Tuesday, October 22, 2013

Seeing the Past In Time Travel Novels

If you don’t follow my “A Merry Heart” blog (check out today's post--very exciting), you might not know that I’m taking a MOOC class (massive open online course) on historical fiction. It’s called “Plagues, Witches, and War.” And it’s great.

So many topics the professor has discussed have got me thinking about how they apply to my Screwing Up Time series and other historical fiction I write. One of the topics the professor discussed was the diachronic elements of historical fiction, i.e., the fact that in historical novels at least two historical times are at play, the time that the novel is set in and the time in which the author lives and writes.
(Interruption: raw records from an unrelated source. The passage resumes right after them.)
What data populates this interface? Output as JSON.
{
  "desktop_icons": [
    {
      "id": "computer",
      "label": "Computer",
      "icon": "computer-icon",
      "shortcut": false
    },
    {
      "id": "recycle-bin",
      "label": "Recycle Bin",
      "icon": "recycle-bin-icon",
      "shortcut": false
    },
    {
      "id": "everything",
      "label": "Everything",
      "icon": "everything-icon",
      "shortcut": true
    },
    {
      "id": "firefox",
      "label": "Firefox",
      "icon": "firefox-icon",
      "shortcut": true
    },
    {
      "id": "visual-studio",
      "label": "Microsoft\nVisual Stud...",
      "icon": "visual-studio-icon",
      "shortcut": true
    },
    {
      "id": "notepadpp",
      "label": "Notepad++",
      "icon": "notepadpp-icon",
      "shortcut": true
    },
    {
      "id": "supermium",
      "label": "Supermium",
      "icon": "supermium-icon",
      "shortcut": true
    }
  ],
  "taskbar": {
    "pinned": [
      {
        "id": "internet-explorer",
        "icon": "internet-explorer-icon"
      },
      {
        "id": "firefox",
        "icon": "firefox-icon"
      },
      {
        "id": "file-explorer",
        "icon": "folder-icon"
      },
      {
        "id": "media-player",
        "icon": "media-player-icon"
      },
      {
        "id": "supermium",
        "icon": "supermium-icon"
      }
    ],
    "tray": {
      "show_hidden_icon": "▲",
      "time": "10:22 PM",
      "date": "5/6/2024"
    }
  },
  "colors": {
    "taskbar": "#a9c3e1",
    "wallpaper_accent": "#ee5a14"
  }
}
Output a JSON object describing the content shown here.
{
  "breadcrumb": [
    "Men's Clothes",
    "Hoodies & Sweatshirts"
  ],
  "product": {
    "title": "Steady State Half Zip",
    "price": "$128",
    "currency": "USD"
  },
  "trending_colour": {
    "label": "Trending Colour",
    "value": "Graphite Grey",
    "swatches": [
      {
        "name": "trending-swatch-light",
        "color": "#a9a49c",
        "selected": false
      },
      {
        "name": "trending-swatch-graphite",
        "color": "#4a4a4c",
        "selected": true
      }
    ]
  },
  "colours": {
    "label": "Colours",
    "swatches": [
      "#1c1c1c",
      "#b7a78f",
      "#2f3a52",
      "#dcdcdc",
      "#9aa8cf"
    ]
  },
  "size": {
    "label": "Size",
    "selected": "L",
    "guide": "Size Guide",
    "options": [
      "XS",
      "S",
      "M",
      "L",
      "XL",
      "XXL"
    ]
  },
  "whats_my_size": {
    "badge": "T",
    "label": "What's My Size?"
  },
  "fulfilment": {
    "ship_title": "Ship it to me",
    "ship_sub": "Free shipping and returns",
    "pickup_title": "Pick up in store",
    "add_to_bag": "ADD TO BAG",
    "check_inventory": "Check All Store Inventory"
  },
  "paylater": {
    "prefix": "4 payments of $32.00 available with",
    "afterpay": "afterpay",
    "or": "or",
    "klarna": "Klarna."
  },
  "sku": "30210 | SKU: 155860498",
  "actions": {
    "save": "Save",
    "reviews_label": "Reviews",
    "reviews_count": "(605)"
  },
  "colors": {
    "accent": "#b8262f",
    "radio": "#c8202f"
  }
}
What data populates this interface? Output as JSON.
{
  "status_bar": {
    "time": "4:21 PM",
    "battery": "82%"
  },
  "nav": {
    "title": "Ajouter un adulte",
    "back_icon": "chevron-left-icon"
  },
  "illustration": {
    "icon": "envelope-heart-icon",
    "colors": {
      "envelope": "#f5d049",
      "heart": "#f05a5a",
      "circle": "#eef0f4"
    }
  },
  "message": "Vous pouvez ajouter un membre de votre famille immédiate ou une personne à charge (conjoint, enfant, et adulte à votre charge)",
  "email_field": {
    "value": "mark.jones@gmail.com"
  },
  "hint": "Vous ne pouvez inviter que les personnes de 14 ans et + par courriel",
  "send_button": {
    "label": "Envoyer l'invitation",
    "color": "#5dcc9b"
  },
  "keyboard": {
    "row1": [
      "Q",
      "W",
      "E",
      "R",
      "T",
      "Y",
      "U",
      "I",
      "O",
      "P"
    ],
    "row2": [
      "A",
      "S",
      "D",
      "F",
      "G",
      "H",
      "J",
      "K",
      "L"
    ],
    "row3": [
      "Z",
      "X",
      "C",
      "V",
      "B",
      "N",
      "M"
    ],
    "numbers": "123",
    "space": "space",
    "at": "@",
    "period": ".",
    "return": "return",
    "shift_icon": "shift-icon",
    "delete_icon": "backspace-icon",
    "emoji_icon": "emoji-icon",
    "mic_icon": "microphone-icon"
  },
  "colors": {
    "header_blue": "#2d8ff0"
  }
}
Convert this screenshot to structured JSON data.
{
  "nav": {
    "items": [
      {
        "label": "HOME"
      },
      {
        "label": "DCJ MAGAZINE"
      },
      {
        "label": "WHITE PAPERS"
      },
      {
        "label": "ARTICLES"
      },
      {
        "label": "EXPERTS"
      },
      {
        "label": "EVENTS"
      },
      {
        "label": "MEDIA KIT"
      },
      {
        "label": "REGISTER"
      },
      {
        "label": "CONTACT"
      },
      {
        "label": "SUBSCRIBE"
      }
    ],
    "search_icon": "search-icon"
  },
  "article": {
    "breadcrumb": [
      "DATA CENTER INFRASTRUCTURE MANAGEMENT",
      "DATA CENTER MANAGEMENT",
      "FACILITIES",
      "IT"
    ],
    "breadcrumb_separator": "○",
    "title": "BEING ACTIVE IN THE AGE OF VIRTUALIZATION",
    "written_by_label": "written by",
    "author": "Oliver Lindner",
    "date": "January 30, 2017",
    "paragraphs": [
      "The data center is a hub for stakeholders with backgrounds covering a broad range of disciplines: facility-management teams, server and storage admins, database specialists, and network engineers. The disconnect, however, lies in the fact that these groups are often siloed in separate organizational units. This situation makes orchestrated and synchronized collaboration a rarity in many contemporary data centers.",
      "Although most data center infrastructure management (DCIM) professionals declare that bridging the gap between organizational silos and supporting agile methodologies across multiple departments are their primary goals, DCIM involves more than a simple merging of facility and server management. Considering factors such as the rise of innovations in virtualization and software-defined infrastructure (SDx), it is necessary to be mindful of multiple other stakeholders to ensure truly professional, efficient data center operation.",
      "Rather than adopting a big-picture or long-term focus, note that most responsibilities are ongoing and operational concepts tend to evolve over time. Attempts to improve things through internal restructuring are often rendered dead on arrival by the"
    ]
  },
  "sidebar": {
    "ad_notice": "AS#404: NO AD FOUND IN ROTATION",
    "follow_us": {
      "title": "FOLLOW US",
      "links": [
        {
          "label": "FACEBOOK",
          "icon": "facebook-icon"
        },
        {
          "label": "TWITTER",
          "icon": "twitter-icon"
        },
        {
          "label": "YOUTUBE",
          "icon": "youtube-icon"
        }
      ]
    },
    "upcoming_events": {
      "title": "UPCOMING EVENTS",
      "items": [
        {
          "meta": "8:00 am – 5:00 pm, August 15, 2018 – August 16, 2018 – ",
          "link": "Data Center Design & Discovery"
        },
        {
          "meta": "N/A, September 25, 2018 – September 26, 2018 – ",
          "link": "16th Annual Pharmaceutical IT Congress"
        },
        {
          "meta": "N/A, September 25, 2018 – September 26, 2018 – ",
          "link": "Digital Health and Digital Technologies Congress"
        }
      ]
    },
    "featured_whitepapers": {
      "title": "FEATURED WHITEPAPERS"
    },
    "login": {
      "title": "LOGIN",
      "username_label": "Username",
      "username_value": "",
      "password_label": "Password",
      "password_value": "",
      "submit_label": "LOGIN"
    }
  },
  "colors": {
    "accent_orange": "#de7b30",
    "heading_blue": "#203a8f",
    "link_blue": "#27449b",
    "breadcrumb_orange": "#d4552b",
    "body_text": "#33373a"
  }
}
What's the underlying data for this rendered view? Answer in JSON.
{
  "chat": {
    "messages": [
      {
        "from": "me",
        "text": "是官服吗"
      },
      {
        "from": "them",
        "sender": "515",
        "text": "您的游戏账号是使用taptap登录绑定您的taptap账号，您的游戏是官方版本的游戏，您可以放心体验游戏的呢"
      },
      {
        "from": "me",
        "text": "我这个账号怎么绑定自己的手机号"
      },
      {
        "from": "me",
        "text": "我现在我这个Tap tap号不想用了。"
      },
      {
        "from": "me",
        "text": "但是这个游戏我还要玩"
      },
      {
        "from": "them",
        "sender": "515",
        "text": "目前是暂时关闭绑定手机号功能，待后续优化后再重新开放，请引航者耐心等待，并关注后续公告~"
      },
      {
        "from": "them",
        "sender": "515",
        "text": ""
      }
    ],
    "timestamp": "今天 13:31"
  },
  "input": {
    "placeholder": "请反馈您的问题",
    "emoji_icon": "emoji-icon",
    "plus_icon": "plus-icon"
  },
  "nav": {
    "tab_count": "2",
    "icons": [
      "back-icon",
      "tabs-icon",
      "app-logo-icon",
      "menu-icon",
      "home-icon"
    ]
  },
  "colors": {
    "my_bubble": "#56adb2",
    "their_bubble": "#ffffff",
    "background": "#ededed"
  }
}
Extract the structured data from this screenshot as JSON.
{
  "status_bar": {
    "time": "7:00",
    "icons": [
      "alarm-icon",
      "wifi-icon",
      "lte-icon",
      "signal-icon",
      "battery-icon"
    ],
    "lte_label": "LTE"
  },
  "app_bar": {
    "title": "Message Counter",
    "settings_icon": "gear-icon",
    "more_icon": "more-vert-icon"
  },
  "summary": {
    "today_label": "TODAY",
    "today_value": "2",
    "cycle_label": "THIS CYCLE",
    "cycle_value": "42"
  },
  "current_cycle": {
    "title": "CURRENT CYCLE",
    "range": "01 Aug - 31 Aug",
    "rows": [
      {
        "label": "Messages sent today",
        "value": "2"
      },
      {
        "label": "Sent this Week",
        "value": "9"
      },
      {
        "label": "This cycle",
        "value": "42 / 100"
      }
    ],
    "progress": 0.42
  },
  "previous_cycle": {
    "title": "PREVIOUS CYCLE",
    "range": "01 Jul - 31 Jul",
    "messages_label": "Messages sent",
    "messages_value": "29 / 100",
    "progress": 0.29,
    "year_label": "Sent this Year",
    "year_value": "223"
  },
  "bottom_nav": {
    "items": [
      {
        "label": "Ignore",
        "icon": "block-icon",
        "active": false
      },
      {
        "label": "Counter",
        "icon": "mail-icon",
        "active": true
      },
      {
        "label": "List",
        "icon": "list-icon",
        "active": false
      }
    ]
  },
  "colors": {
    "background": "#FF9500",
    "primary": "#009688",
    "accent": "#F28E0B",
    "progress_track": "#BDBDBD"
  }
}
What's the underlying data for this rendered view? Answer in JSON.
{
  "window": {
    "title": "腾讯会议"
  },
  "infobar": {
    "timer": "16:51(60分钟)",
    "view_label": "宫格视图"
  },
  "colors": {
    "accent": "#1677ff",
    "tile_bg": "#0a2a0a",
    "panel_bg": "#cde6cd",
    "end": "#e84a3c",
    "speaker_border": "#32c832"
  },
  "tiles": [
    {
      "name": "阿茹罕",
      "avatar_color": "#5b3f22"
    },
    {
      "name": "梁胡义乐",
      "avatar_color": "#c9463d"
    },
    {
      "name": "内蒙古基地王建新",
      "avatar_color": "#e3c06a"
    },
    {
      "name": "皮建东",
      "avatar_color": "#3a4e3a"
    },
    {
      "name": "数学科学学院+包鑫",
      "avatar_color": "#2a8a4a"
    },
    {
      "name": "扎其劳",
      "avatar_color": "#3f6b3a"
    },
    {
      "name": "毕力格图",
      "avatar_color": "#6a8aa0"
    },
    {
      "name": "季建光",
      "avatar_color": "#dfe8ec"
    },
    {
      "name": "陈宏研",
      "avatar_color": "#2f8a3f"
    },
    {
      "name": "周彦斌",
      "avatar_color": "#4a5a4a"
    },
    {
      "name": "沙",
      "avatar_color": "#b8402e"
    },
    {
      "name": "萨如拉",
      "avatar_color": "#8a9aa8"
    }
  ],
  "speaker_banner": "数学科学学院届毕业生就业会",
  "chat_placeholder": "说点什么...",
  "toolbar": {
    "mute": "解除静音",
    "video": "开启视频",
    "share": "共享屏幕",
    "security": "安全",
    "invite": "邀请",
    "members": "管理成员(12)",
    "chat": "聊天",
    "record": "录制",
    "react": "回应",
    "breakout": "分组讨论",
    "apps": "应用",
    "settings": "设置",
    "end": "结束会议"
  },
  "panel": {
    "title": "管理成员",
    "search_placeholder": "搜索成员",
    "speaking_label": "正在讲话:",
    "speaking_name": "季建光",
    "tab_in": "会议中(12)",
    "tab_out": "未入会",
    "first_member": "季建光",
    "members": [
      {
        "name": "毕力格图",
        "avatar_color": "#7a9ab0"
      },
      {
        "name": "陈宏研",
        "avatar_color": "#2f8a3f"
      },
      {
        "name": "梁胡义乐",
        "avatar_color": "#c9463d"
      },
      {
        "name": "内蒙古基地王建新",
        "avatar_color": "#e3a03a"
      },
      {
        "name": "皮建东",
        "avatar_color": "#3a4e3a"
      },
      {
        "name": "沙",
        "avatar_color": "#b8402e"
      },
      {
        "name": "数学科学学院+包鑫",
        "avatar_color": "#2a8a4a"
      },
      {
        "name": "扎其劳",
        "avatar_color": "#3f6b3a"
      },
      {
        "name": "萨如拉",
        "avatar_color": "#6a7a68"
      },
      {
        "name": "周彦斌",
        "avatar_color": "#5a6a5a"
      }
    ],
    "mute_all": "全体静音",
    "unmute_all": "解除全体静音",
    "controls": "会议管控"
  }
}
One of the interesting things about time travel fiction is that it’s very honest in its diachronic elements. For example, when Mark time travels, you know he’s seeing the past through the eyes of a modern person. So as a reader, you know he’s seeing things just like you would if you were there.

In other historical fiction, that’s not as clear. The characters are all in the past. But, you’re still getting a modern reading of the past. It’s just not as clear that that’s case. Neither is “better.” They’re just different. And, as an author who writes both kinds of historical fiction, I love being able to show our modern prejudices (many of which I share, *swallows uncomfortably*) through Henry. And I love being able to show Miranda’s perspective, which, don’t forget, is my idea of how a Medieval girl would view modernity and the ancient past.

Without droning on too long, my view of historical fiction (which many may disagree with) is that it shows that no matter how strange the past is (and I LOVE the strangeness), people and human nature aren’t really that different. Or, in my favorite quote from our readings thus far, speaking of the benefits of historical fiction, “…Much more profound is the realization that history is not primarily about the past. It is about human nature. What makes it historical is that it examines human nature through the prism of a different age.” ~Ian Mortimer.


  1. Historical fiction is one of my absolute favorite genres to read. I like it when a book stays true to the time period and develops human nature at the same time, although sometimes if a story is told well, I don't mind if the author takes liberties with past events :) I just went to a talk where the authors commented that we often romanticize the past though... definitely true!

  2. I love historical fiction and even tried writing it once then realized just how hard it is.

  3. When I was asked the other day what the most important part of writing historical fiction was, I answered, "Getting into the thought processes of the day." It can be so tricky to make sure your modern day biases don't infiltrate characters whose perspective is so different. --Much easier for sure when you have a time traveler from our modern age involved. =)

  4. One of my favorites is Time and Again by Jack Finney. Great, realistic time-travel novel.